The 2017 Rohingya displacement created multiple layers of pressure on host countries, including Bangladesh, which is now sheltering more than 1.2 million refugees. It takes the Bangladesh economy an estimated USD 1.21 billion every year to support Rohingya refugees, as mentioned in an article by The Diplomat.
According to a report published recently by a local news outlet citing an official from the Office of the Refugee Realief and Repatriation Commissioner (RRRC), around 30,438 infants are born in the Rohingya camps each year. And in the face of waning donor support, Bangladesh is grappling to support the refugees, especially in the backdrop of the ongoing global pandemic. In 2017, against an appeal of USD 434 million, the world community pledged USD 344 million as part of a six-month response plan; in 2018, it was USD 656 million against an appeal of USD 951 million. In 2019, the figure fell to USD 635 million. The worst was yet to come. In 2020, against a request for USD 1,058 million, the donors only pledged USD 509.95 million till October 2020. Till May this year, only USD 340 million has been pledged against a request of USD 1,000 million—just north of a third of the requirement.
The living conditions in the Rohingya camps are also growing worse by the day. Sanitation, hygiene and health have become major concerns, especially in the wake of faecal contamination of the land and water, which has led to an increased risk of water-borne diseases.
Due to deforestation of more than 6,800 acres of forest land where the Rohingya have been sheltered in squalid camps, the refugees remain exposed to the risk of landslides and mudslides during monsoon. As recently as July this year, the Bangladesh authorities had to evacuate around 10,000 Rohingya due to lethal landslides.
Now unable to accommodate the growing number of Rohingya refugees in cramped camps, the Bangladesh government has been left with no choice but to relocate around 100,000 of them to the remote island of Bhashan Char.
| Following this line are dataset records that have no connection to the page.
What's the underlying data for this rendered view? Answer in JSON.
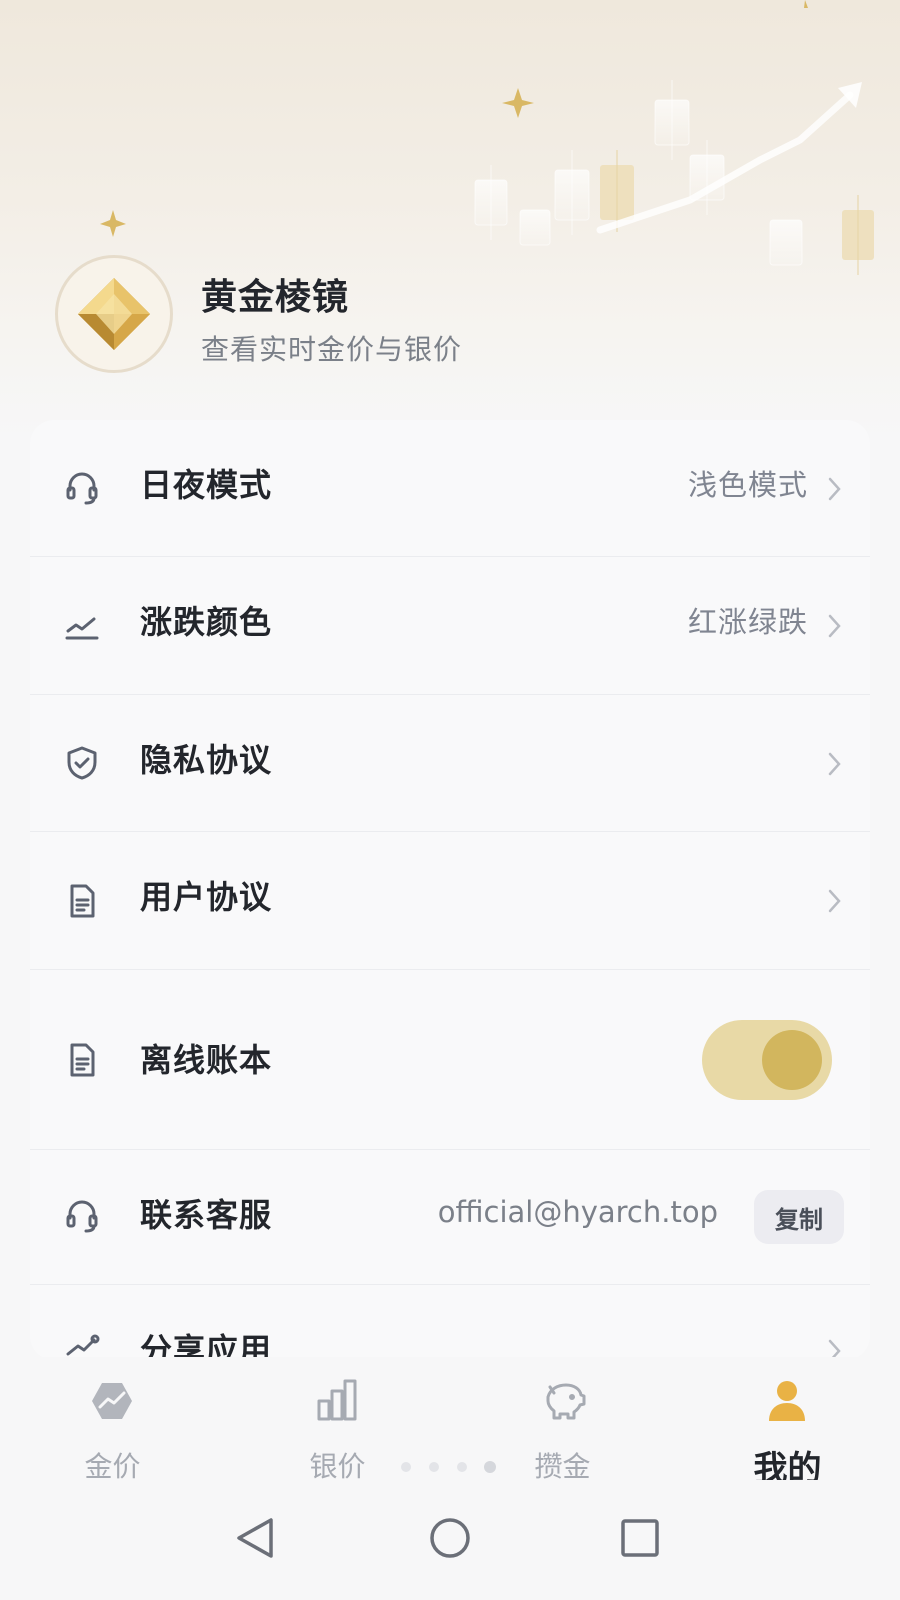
{
  "app": {
    "title": "黄金棱镜",
    "subtitle": "查看实时金价与银价"
  },
  "settings": [
    {
      "label": "日夜模式",
      "value": "浅色模式",
      "icon": "headset-icon"
    },
    {
      "label": "涨跌颜色",
      "value": "红涨绿跌",
      "icon": "trend-icon"
    },
    {
      "label": "隐私协议",
      "value": "",
      "icon": "shield-icon"
    },
    {
      "label": "用户协议",
      "value": "",
      "icon": "document-icon"
    },
    {
      "label": "离线账本",
      "toggle_on": true,
      "icon": "document-icon"
    },
    {
      "label": "联系客服",
      "email": "official@hyarch.top",
      "copy_label": "复制",
      "icon": "headset-icon"
    },
    {
      "label": "分享应用",
      "icon": "share-icon"
    }
  ],
  "tabs": [
    {
      "label": "金价",
      "icon": "gold-price-icon",
      "active": false
    },
    {
      "label": "银价",
      "icon": "bar-chart-icon",
      "active": false
    },
    {
      "label": "攒金",
      "icon": "piggy-bank-icon",
      "active": false
    },
    {
      "label": "我的",
      "icon": "user-icon",
      "active": true
    }
  ],
  "colors": {
    "accent_gold": "#d2b65e",
    "toggle_track": "#e8d9a6",
    "text_primary": "#23262c",
    "text_secondary": "#808591",
    "tab_inactive": "#a6aab2",
    "active_tab_icon": "#e9b245"
  }
}
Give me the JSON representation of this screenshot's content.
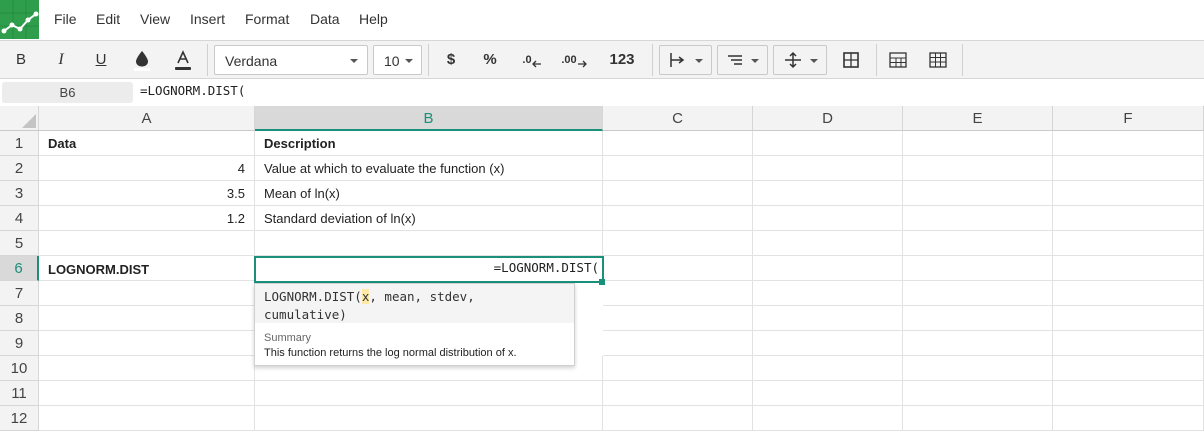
{
  "menu": {
    "items": [
      "File",
      "Edit",
      "View",
      "Insert",
      "Format",
      "Data",
      "Help"
    ]
  },
  "toolbar": {
    "bold": "B",
    "italic": "I",
    "underline": "U",
    "font_family": "Verdana",
    "font_size": "10",
    "currency": "$",
    "percent": "%",
    "decrease_decimals": ".0",
    "increase_decimals": ".00",
    "number_format": "123"
  },
  "formula_bar": {
    "cell_ref": "B6",
    "formula": "=LOGNORM.DIST("
  },
  "grid": {
    "columns": [
      "A",
      "B",
      "C",
      "D",
      "E",
      "F"
    ],
    "active_column": "B",
    "rows": [
      "1",
      "2",
      "3",
      "4",
      "5",
      "6",
      "7",
      "8",
      "9",
      "10",
      "11",
      "12"
    ],
    "active_row": "6",
    "cells": {
      "A1": "Data",
      "B1": "Description",
      "A2": "4",
      "B2": "Value at which to evaluate the function (x)",
      "A3": "3.5",
      "B3": "Mean of ln(x)",
      "A4": "1.2",
      "B4": "Standard deviation of ln(x)",
      "A6": "LOGNORM.DIST",
      "B6": "=LOGNORM.DIST("
    }
  },
  "autocomplete": {
    "fn_name": "LOGNORM.DIST(",
    "arg_active": "x",
    "args_rest": ", mean, stdev,",
    "args_line2": "cumulative)",
    "summary_label": "Summary",
    "summary_text": "This function returns the log normal distribution of x."
  },
  "colors": {
    "accent": "#1a8f7a",
    "logo": "#2e9e4d",
    "highlight": "#fde8a6"
  }
}
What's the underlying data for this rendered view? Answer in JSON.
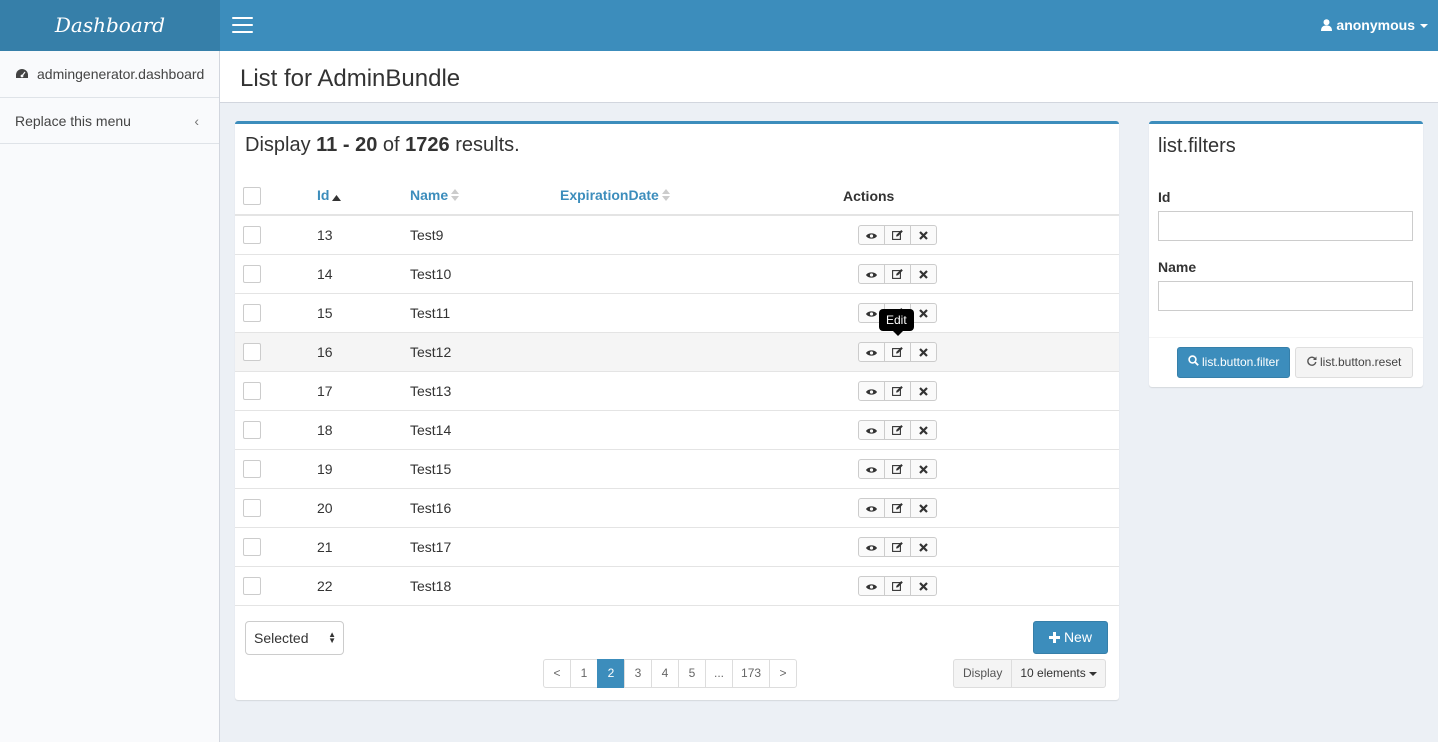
{
  "header": {
    "logo": "Dashboard",
    "user": "anonymous"
  },
  "sidebar": {
    "items": [
      {
        "label": "admingenerator.dashboard",
        "icon": "dashboard-icon"
      },
      {
        "label": "Replace this menu",
        "icon": "chevron-left-icon"
      }
    ]
  },
  "page": {
    "title": "List for AdminBundle"
  },
  "summary": {
    "prefix": "Display",
    "from": "11",
    "sep": "-",
    "to": "20",
    "of": "of",
    "total": "1726",
    "suffix": "results."
  },
  "table": {
    "columns": {
      "id": "Id",
      "name": "Name",
      "expiration": "ExpirationDate",
      "actions": "Actions"
    },
    "rows": [
      {
        "id": "13",
        "name": "Test9",
        "expiration": ""
      },
      {
        "id": "14",
        "name": "Test10",
        "expiration": ""
      },
      {
        "id": "15",
        "name": "Test11",
        "expiration": ""
      },
      {
        "id": "16",
        "name": "Test12",
        "expiration": ""
      },
      {
        "id": "17",
        "name": "Test13",
        "expiration": ""
      },
      {
        "id": "18",
        "name": "Test14",
        "expiration": ""
      },
      {
        "id": "19",
        "name": "Test15",
        "expiration": ""
      },
      {
        "id": "20",
        "name": "Test16",
        "expiration": ""
      },
      {
        "id": "21",
        "name": "Test17",
        "expiration": ""
      },
      {
        "id": "22",
        "name": "Test18",
        "expiration": ""
      }
    ],
    "highlighted_row": 3,
    "tooltip": "Edit"
  },
  "batch": {
    "selected": "Selected"
  },
  "buttons": {
    "new": "New"
  },
  "pagination": {
    "prev": "<",
    "pages": [
      "1",
      "2",
      "3",
      "4",
      "5",
      "...",
      "173"
    ],
    "active": "2",
    "next": ">"
  },
  "display": {
    "label": "Display",
    "value": "10 elements"
  },
  "filters": {
    "title": "list.filters",
    "id_label": "Id",
    "id_value": "",
    "name_label": "Name",
    "name_value": "",
    "filter_button": "list.button.filter",
    "reset_button": "list.button.reset"
  },
  "colors": {
    "primary": "#3c8dbc",
    "primary_dark": "#367fa9",
    "sidebar_bg": "#f9fafc",
    "body_bg": "#ecf0f5"
  }
}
While the long-term habitability of Bhashan Char is questionable and is being doubted by the international community and humanitarian agencies, what other choice does Bangladesh have now?
With international funding declining drastically and living conditions in Cox's Bazar worsening, Bangladesh is almost left on its own to support these persecuted refugees. Despite the pandemic and the myriad challenges faced by the people of this nation, the Bangladesh government allocated Tk 202 crore in the last budget as part of social safety net programmes for refugees.
While during the time of Aung San Suu Kyi there was a small ray of hope that a safe repatriation of the Rohingya would be possible in the medium to long-run, that has been smothered after the military coup in Myanmar.
With no end in sight to the protracted stay and struggles of the Rohingya refugees, Bangladesh is doing its best to provide for them, even while the international community is failing them in both enabling safe repatriation and supporting them with livelihoods. Right now, relocation of the Rohingya to Bhashan Char looks like the most feasible option that Bangladesh can offer. The international community should support Bangladesh in making Bhashan Char more liveable and safe for the Rohingya, or provide the country with more funding so that it can arrange better accommodation for them. Complaining and pointing out flaws is not going to help any of the parties involved, not least the refugees. Until the international community is able to ensure that the Rohingya will be protected in their homeland from the Myanmar military regime's brutal crackdowns, the least they can do is support Bangladesh in providing for them.
Tasneem Tayeb is a columnist for The Daily Star. Her Twitter handle is: @tasneem_tayeb